  1. NYkrinDC says:

    Indeed. Bin Laden was a one hit wonder, but that one hit changed the Bush presidency and American foreign policy for the whole decade, in such a way that we’re still dealing with many of the problems that sprung therefrom. As such, I think it’s valid to see bin Laden as the most influential person of this decade.

  2. Drew says:

    What’s the point spread?

  3. I’d make it Bush for the decade only because I think Larry and Serge might need a bigger time frame. In the long run Google will be the more important reality.

    Stepping back from the two Bush wars, neither will rate as major turning points in history, I suspect. They are skirmishes. And while terrorism is certainly a major force, Bin Laden didn’t invent it, he just pulled off a spectacular strike. But Serbian terrorists in 1914 with just two rounds from a handgun wrought far more destruction.

    I’ll give Bush the Aughties. Obama may take the Teens. Larry and Serge get the first quarter century.

  4. Tano says:

    There is another whole year to go in the decade.

  5. Dodd says:

    Bin Laden was basically a one-hit wonder.

    Actually, three hits and a miss.

    There is another whole year to go in the decade.

    No, the oughts run from 0-9. The tens start in two weeks.

  6. 11B40 says:


    Where’s Tiger woods?

  7. James Joyner says:

    I’ll give Bush the Aughties. Obama may take the Teens.
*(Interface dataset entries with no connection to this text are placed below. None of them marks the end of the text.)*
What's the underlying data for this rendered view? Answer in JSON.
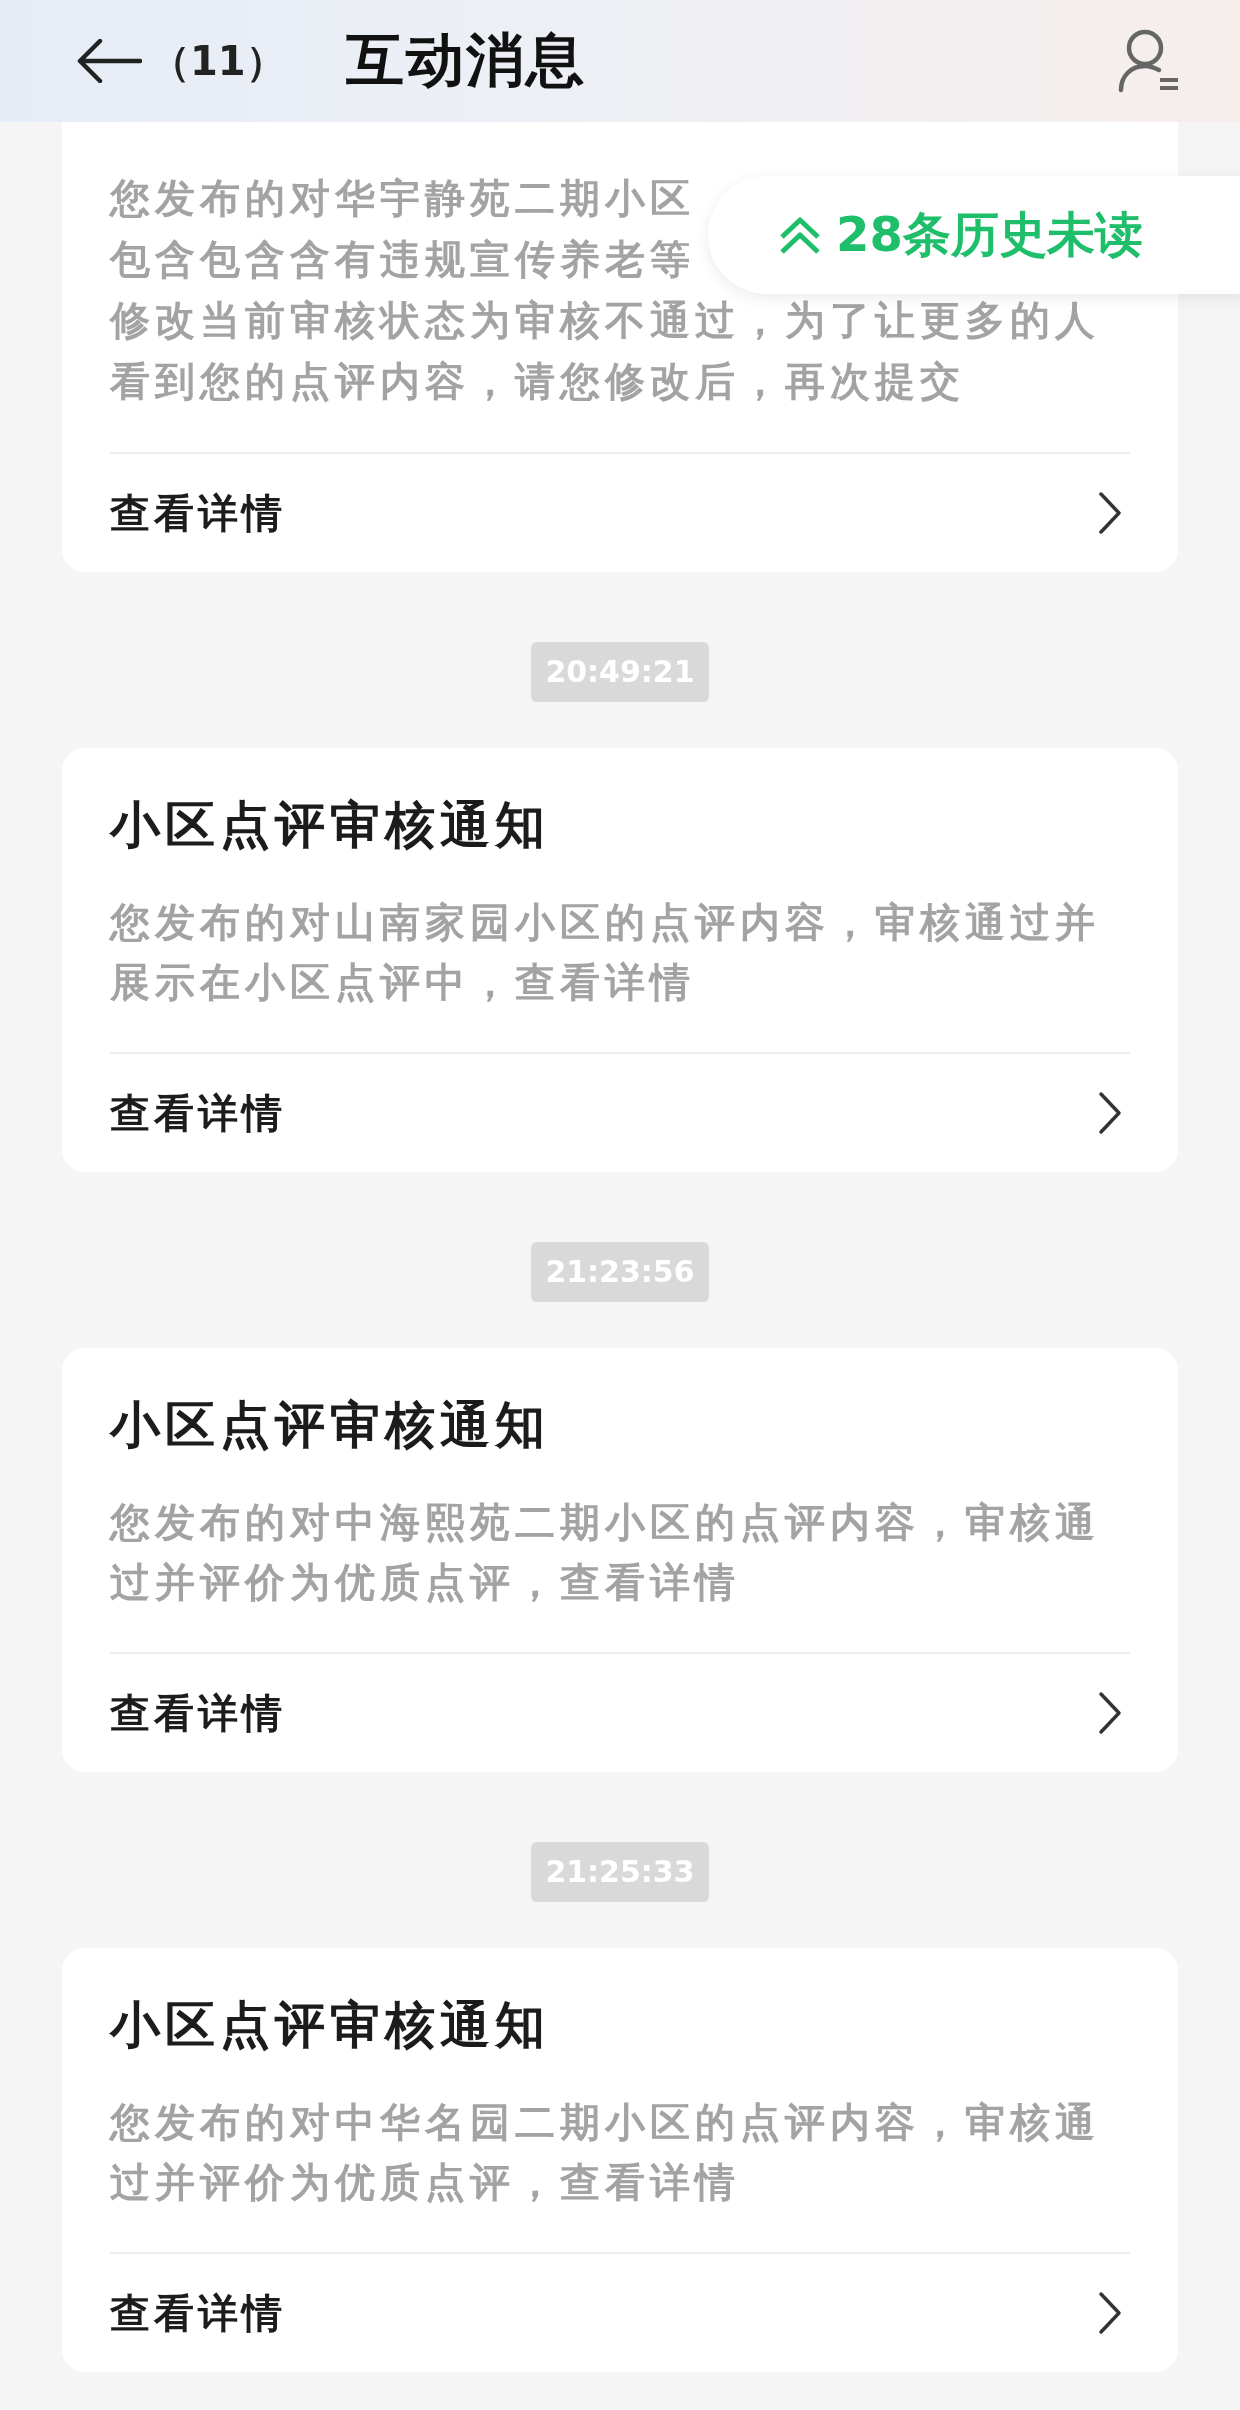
{
  "header": {
    "back_count": "（11）",
    "title": "互动消息"
  },
  "unread_banner": {
    "label": "28条历史未读"
  },
  "messages": [
    {
      "kind": "partial",
      "body_lines": [
        "您发布的对华宇静苑二期小区",
        "包含包含含有违规宣传养老等",
        "修改当前审核状态为审核不通过，为了让更多的人",
        "看到您的点评内容，请您修改后，再次提交"
      ],
      "action": "查看详情"
    },
    {
      "kind": "full",
      "time": "20:49:21",
      "title": "小区点评审核通知",
      "body": "您发布的对山南家园小区的点评内容，审核通过并展示在小区点评中，查看详情",
      "action": "查看详情"
    },
    {
      "kind": "full",
      "time": "21:23:56",
      "title": "小区点评审核通知",
      "body": "您发布的对中海熙苑二期小区的点评内容，审核通过并评价为优质点评，查看详情",
      "action": "查看详情"
    },
    {
      "kind": "full",
      "time": "21:25:33",
      "title": "小区点评审核通知",
      "body": "您发布的对中华名园二期小区的点评内容，审核通过并评价为优质点评，查看详情",
      "action": "查看详情"
    }
  ]
}
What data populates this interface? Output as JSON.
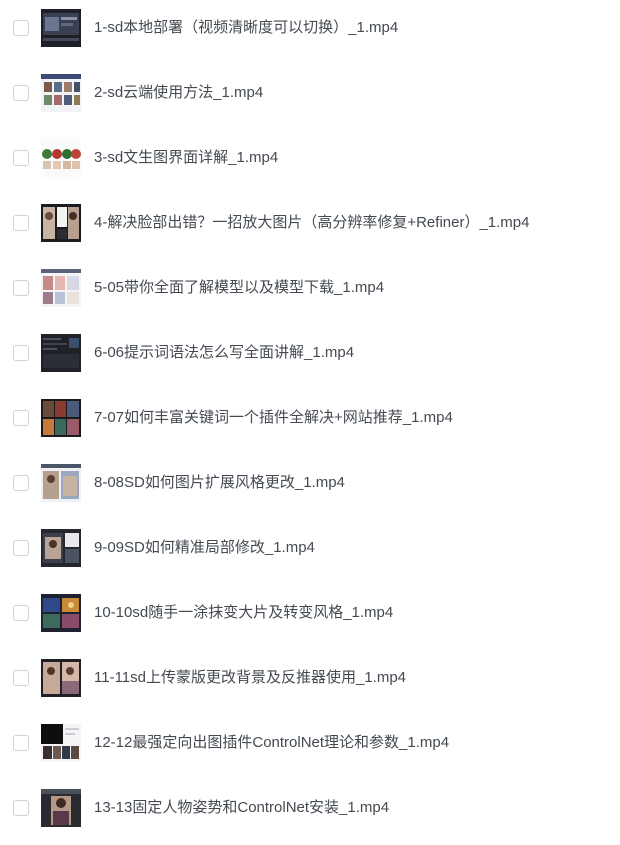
{
  "files": [
    {
      "name": "1-sd本地部署（视频清晰度可以切换）_1.mp4",
      "thumbnail": "video-thumbnail"
    },
    {
      "name": "2-sd云端使用方法_1.mp4",
      "thumbnail": "video-thumbnail"
    },
    {
      "name": "3-sd文生图界面详解_1.mp4",
      "thumbnail": "video-thumbnail"
    },
    {
      "name": "4-解决脸部出错？一招放大图片（高分辨率修复+Refiner）_1.mp4",
      "thumbnail": "video-thumbnail"
    },
    {
      "name": "5-05带你全面了解模型以及模型下载_1.mp4",
      "thumbnail": "video-thumbnail"
    },
    {
      "name": "6-06提示词语法怎么写全面讲解_1.mp4",
      "thumbnail": "video-thumbnail"
    },
    {
      "name": "7-07如何丰富关键词一个插件全解决+网站推荐_1.mp4",
      "thumbnail": "video-thumbnail"
    },
    {
      "name": "8-08SD如何图片扩展风格更改_1.mp4",
      "thumbnail": "video-thumbnail"
    },
    {
      "name": "9-09SD如何精准局部修改_1.mp4",
      "thumbnail": "video-thumbnail"
    },
    {
      "name": "10-10sd随手一涂抹变大片及转变风格_1.mp4",
      "thumbnail": "video-thumbnail"
    },
    {
      "name": "11-11sd上传蒙版更改背景及反推器使用_1.mp4",
      "thumbnail": "video-thumbnail"
    },
    {
      "name": "12-12最强定向出图插件ControlNet理论和参数_1.mp4",
      "thumbnail": "video-thumbnail"
    },
    {
      "name": "13-13固定人物姿势和ControlNet安装_1.mp4",
      "thumbnail": "video-thumbnail"
    }
  ]
}
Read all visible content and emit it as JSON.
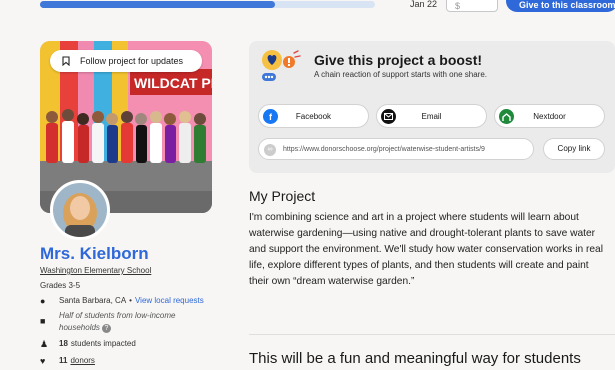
{
  "topbar": {
    "progress_fraction": 0.7,
    "date": "Jan 22",
    "amount_placeholder": "$",
    "give_button": "Give to this classroom"
  },
  "photo": {
    "follow_label": "Follow project for updates",
    "banner_text": "WILDCAT PR"
  },
  "teacher": {
    "name": "Mrs. Kielborn",
    "school": "Washington Elementary School",
    "grades": "Grades 3-5",
    "location": "Santa Barbara, CA",
    "location_sep": "•",
    "location_link": "View local requests",
    "income_note": "Half of students from low‑income households",
    "students_count": "18",
    "students_label": "students impacted",
    "donors_count": "11",
    "donors_label": "donors"
  },
  "boost": {
    "title": "Give this project a boost!",
    "subtitle": "A chain reaction of support starts with one share.",
    "buttons": [
      {
        "label": "Facebook",
        "icon": "facebook-icon",
        "color": "#1877f2"
      },
      {
        "label": "Email",
        "icon": "envelope-icon",
        "color": "#111111"
      },
      {
        "label": "Nextdoor",
        "icon": "nextdoor-icon",
        "color": "#1f8a3c"
      }
    ],
    "url": "https://www.donorschoose.org/project/waterwise-student-artists/9",
    "copy_label": "Copy link"
  },
  "project": {
    "heading": "My Project",
    "body": "I'm combining science and art in a project where students will learn about waterwise gardening—using native and drought-tolerant plants to save water and support the environment. We'll study how water conservation works in real life, explore different types of plants, and then students will create and paint their own “dream waterwise garden.”",
    "next_line": "This will be a fun and meaningful way for students"
  },
  "colors": {
    "brand_blue": "#2f68d8",
    "card_gray": "#ebebeb"
  }
}
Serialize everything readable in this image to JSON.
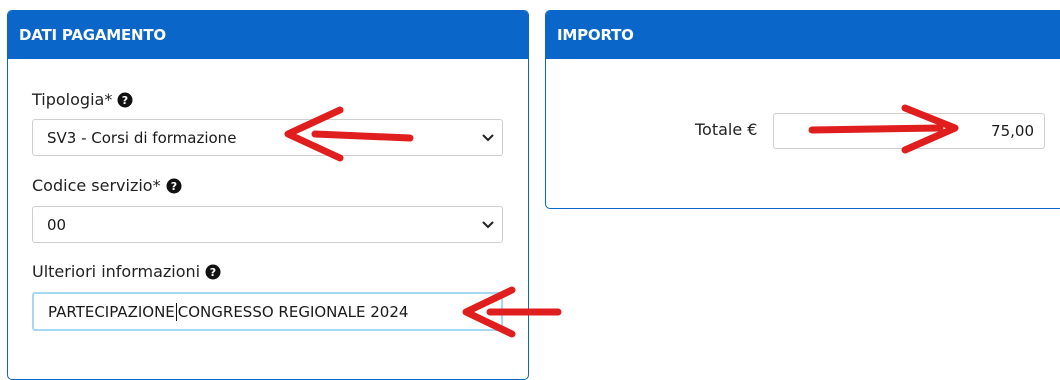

Larry and Serge get the first quarter century.

    I think that’s about right, especially if “Google” is used as a cipher for the broader trends in technology that way presidents are for broader political and economic trends.